In the letter, the task force commends the province for its quick response to provide emergency housing, rent relief and community self-isolation sites during the pandemic. But the letter says the task force wants to see "significant and meaningful" policy changes to ensure fair distribution of housing and food in the long term.
9 policy recommendations
The task force is calling on the province to implement nine policy changes, which include providing a universal basic income, increasing the supply of affordable housing, and expanding access to mental health and addiction support.
Dhaliwal says the board recognizes that homelessness and access to food are difficult problems, but the pandemic has brought these issues to the forefront — and it has shown that governments can come together to tackle major obstacles when they're a priority.
As a relatively progressive and wealthy nation, Dhaliwal says, Canada should be able to shore up resources to ensure all its citizens have access to basic necessities, just as it has with other social programs like education and health care.
"There's a huge gap in income now and that has been increasing over the last four decades, and that needs to be corrected," he said. "It's not that there's not enough money around."
The Housing Ministry says it received Metro Vancouver's letter and the province intends to respond soon.
'It's really serious'
Jeremy Hunka, spokesperson for the Union Gospel Mission, says demand for services has been high for years but has increased exponentially as the pandemic has progressed.
Hunka says more than 80 people were turned away at the mission's emergency shelter last month, compared to just three people at the same time last year.
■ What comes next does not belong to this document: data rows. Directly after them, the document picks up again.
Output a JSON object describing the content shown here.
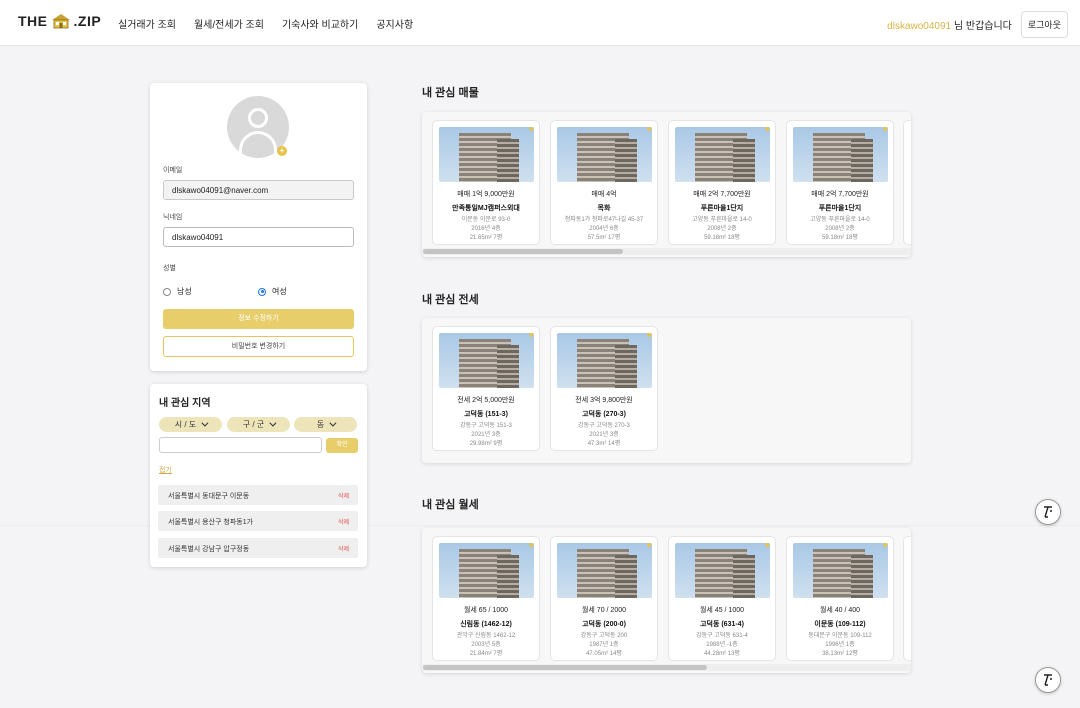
{
  "header": {
    "logo_left": "THE",
    "logo_right": ".ZIP",
    "nav": [
      "실거래가 조회",
      "월세/전세가 조회",
      "기숙사와 비교하기",
      "공지사항"
    ],
    "username": "dlskawo04091",
    "greeting": "님 반갑습니다",
    "logout": "로그아웃"
  },
  "profile": {
    "avatar_plus": "+",
    "email_label": "이메일",
    "email_value": "dlskawo04091@naver.com",
    "nickname_label": "닉네임",
    "nickname_value": "dlskawo04091",
    "gender_label": "성별",
    "male": "남성",
    "female": "여성",
    "selected_gender": "female",
    "update_button": "정보 수정하기",
    "password_button": "비밀번호 변경하기"
  },
  "regions": {
    "title": "내 관심 지역",
    "dropdowns": [
      "시 / 도",
      "구 / 군",
      "동"
    ],
    "confirm": "확인",
    "reset": "접기",
    "items": [
      {
        "name": "서울특별시 동대문구 이문동",
        "action": "삭제"
      },
      {
        "name": "서울특별시 용산구 청파동1가",
        "action": "삭제"
      },
      {
        "name": "서울특별시 강남구 압구정동",
        "action": "삭제"
      }
    ]
  },
  "sale": {
    "title": "내 관심 매물",
    "items": [
      {
        "price": "매매 1억 9,000만원",
        "name": "만족통일MJ캠퍼스외대",
        "addr": "이문동 이문로 93-0",
        "year": "2016년 4층",
        "area": "21.65m² 7평"
      },
      {
        "price": "매매 4억",
        "name": "목화",
        "addr": "청파동1가 청파로47나길 45-37",
        "year": "2004년 6층",
        "area": "57.5m² 17평"
      },
      {
        "price": "매매 2억 7,700만원",
        "name": "푸른마을1단지",
        "addr": "고양동 푸른마을로 14-0",
        "year": "2008년 2층",
        "area": "59.18m² 18평"
      },
      {
        "price": "매매 2억 7,700만원",
        "name": "푸른마을1단지",
        "addr": "고양동 푸른마을로 14-0",
        "year": "2008년 2층",
        "area": "59.18m² 18평"
      }
    ],
    "scroll_fraction": 0.41
  },
  "jeonse": {
    "title": "내 관심 전세",
    "items": [
      {
        "price": "전세 2억 5,000만원",
        "name": "고덕동 (151-3)",
        "addr": "강동구 고덕동 151-3",
        "year": "2021년 3층",
        "area": "29.98m² 9평"
      },
      {
        "price": "전세 3억 9,800만원",
        "name": "고덕동 (270-3)",
        "addr": "강동구 고덕동 270-3",
        "year": "2021년 3층",
        "area": "47.3m² 14평"
      }
    ]
  },
  "monthly": {
    "title": "내 관심 월세",
    "items": [
      {
        "price": "월세 65 / 1000",
        "name": "신림동 (1462-12)",
        "addr": "관악구 신림동 1462-12",
        "year": "2003년 5층",
        "area": "21.84m² 7평"
      },
      {
        "price": "월세 70 / 2000",
        "name": "고덕동 (200-0)",
        "addr": "강동구 고덕동 200",
        "year": "1987년 1층",
        "area": "47.05m² 14평"
      },
      {
        "price": "월세 45 / 1000",
        "name": "고덕동 (631-4)",
        "addr": "강동구 고덕동 631-4",
        "year": "1988년 -1층",
        "area": "44.28m² 13평"
      },
      {
        "price": "월세 40 / 400",
        "name": "이문동 (109-112)",
        "addr": "동대문구 이문동 109-112",
        "year": "1996년 1층",
        "area": "38.13m² 12평"
      }
    ],
    "scroll_fraction": 0.58
  },
  "colors": {
    "accent": "#e8cd6b",
    "username": "#d6b547",
    "heart": "#e8c34a",
    "delete": "#e24b4b"
  },
  "icons": [
    "logo-house-icon",
    "plus-icon",
    "chevron-down-icon",
    "heart-icon",
    "wand-icon"
  ]
}
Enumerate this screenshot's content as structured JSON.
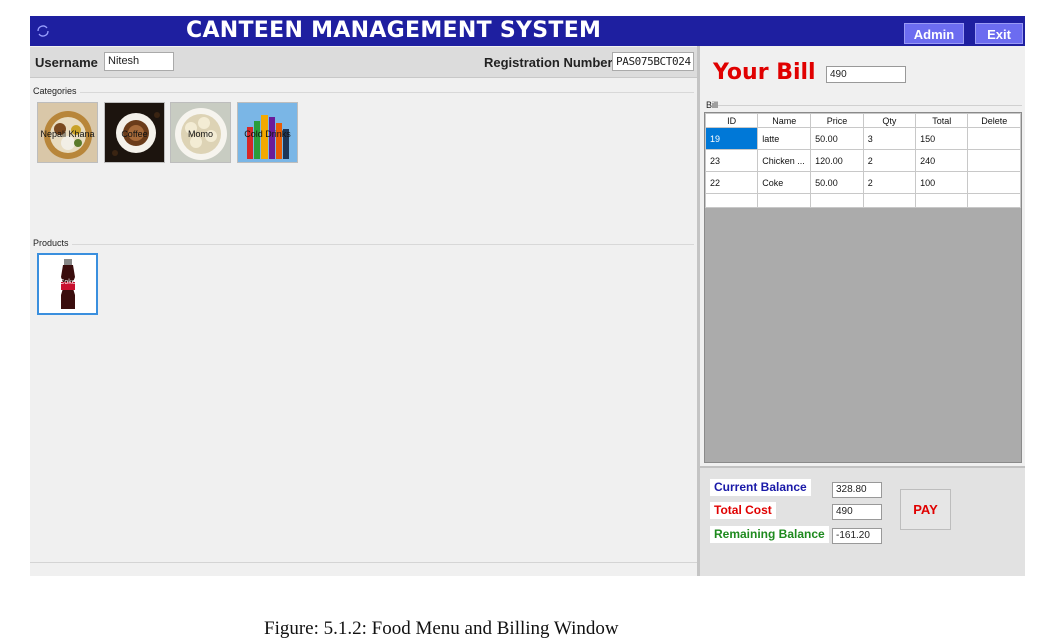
{
  "app": {
    "title": "CANTEEN MANAGEMENT SYSTEM",
    "admin_label": "Admin",
    "exit_label": "Exit"
  },
  "user": {
    "username_label": "Username",
    "username_value": "Nitesh",
    "reg_label": "Registration Number",
    "reg_value": "PAS075BCT024"
  },
  "categories": {
    "label": "Categories",
    "items": [
      {
        "label": "Nepali Khana",
        "icon": "nepali-food-image"
      },
      {
        "label": "Coffee",
        "icon": "coffee-image"
      },
      {
        "label": "Momo",
        "icon": "momo-image"
      },
      {
        "label": "Cold Drinks",
        "icon": "cold-drinks-image"
      }
    ]
  },
  "products": {
    "label": "Products",
    "items": [
      {
        "label": "Coke",
        "icon": "coke-bottle-image"
      }
    ]
  },
  "bill": {
    "title": "Your Bill",
    "total": "490",
    "group_label": "Bill",
    "columns": [
      "ID",
      "Name",
      "Price",
      "Qty",
      "Total",
      "Delete"
    ],
    "rows": [
      [
        "19",
        "latte",
        "50.00",
        "3",
        "150",
        ""
      ],
      [
        "23",
        "Chicken ...",
        "120.00",
        "2",
        "240",
        ""
      ],
      [
        "22",
        "Coke",
        "50.00",
        "2",
        "100",
        ""
      ]
    ]
  },
  "payment": {
    "current_balance_label": "Current Balance",
    "current_balance": "328.80",
    "total_cost_label": "Total Cost",
    "total_cost": "490",
    "remaining_balance_label": "Remaining Balance",
    "remaining_balance": "-161.20",
    "pay_label": "PAY"
  },
  "colors": {
    "titlebar": "#1e1fa0",
    "top_button": "#6c6cf0",
    "bill_title": "#e00000",
    "current_balance": "#1a1aa8",
    "remaining_balance": "#1e8a1e",
    "selected_cell": "#0078d7"
  },
  "caption": "Figure: 5.1.2:  Food Menu and Billing Window"
}
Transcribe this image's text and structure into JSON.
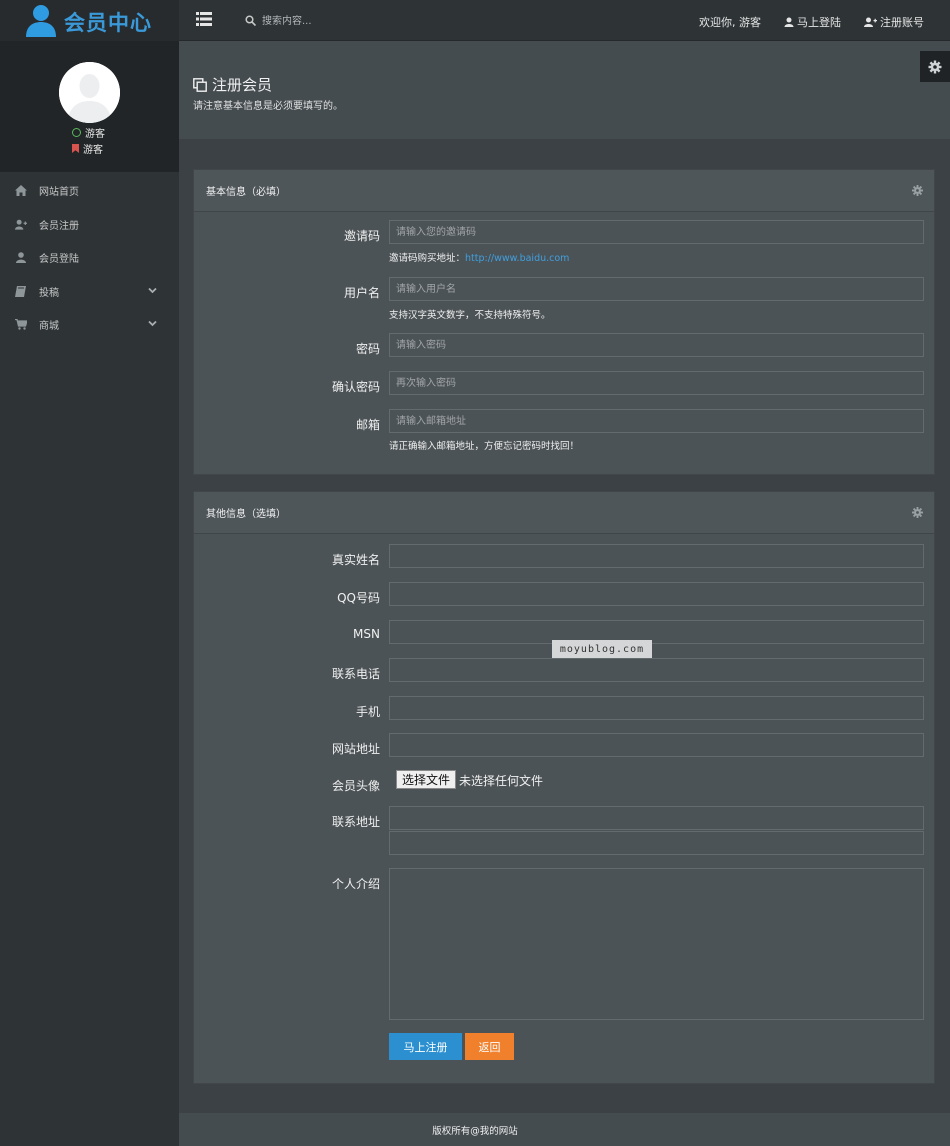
{
  "brand": {
    "title": "会员中心",
    "color": "#3a9ad9"
  },
  "search": {
    "placeholder": "搜索内容..."
  },
  "topnav": {
    "welcome": "欢迎你, 游客",
    "login": "马上登陆",
    "register": "注册账号"
  },
  "profile": {
    "status": "游客",
    "role": "游客"
  },
  "sidebar": {
    "items": [
      {
        "label": "网站首页",
        "icon": "home-icon"
      },
      {
        "label": "会员注册",
        "icon": "user-plus-icon"
      },
      {
        "label": "会员登陆",
        "icon": "user-icon"
      },
      {
        "label": "投稿",
        "icon": "book-icon",
        "expandable": true
      },
      {
        "label": "商城",
        "icon": "cart-icon",
        "expandable": true
      }
    ]
  },
  "page": {
    "title": "注册会员",
    "subtitle": "请注意基本信息是必须要填写的。"
  },
  "basic": {
    "title": "基本信息（必填）",
    "invite_label": "邀请码",
    "invite_placeholder": "请输入您的邀请码",
    "invite_help": "邀请码购买地址：",
    "invite_link": "http://www.baidu.com",
    "username_label": "用户名",
    "username_placeholder": "请输入用户名",
    "username_help": "支持汉字英文数字，不支持特殊符号。",
    "password_label": "密码",
    "password_placeholder": "请输入密码",
    "confirm_label": "确认密码",
    "confirm_placeholder": "再次输入密码",
    "email_label": "邮箱",
    "email_placeholder": "请输入邮箱地址",
    "email_help": "请正确输入邮箱地址，方便忘记密码时找回！"
  },
  "other": {
    "title": "其他信息（选填）",
    "realname_label": "真实姓名",
    "qq_label": "QQ号码",
    "msn_label": "MSN",
    "phone_label": "联系电话",
    "mobile_label": "手机",
    "website_label": "网站地址",
    "avatar_label": "会员头像",
    "file_button": "选择文件",
    "file_status": "未选择任何文件",
    "address_label": "联系地址",
    "intro_label": "个人介绍"
  },
  "actions": {
    "submit": "马上注册",
    "back": "返回"
  },
  "watermark": "moyublog.com",
  "footer": "版权所有@我的网站"
}
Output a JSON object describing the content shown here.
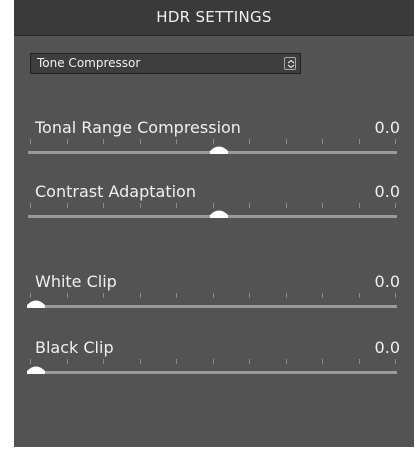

Demand for family food hampers has increased four-fold, he says.
"We basically need every person to realize that this is a problem that will continue to get worse unless everybody makes it a priority," Hunka said. "It's really serious."
Hunka says the pandemic has made homelessness and poverty more visible as an increasing number of people are forced onto the street.
He points out that multiple studies have shown that government investment in basic needs like food, housing and mental health helps mitigate more expensive costs like policing and hospital stays when those needs aren't met.
"It's better for everybody when we take care of the most vulnerable," he said.
Call to repurpose buildings
It's not just Metro Vancouver calling on higher levels of government to invest in efforts to resolve enduring social problems.
On Thursday, the Federation of Canadian Municipalities proposed that the federal government partner with cities to invest in affordable housing.
The proposal calls for Ottawa to take advantage of buildings like hotels and commercial spaces that are for sale because of the pandemic and repurpose them into permanent, non-profit housing.
The federation says cities have been leasing motels and arenas to provide short-term solutions to the housing crisis, but more permanent solutions are needed.
It also wants the feds to buy existing cheap rental buildings that are for sale so they're not bought by investors who would likely raise rents.
"Acquiring and retrofitting existing buildings is much faster and cheaper than building new affordable housing," the federation said in a written statement.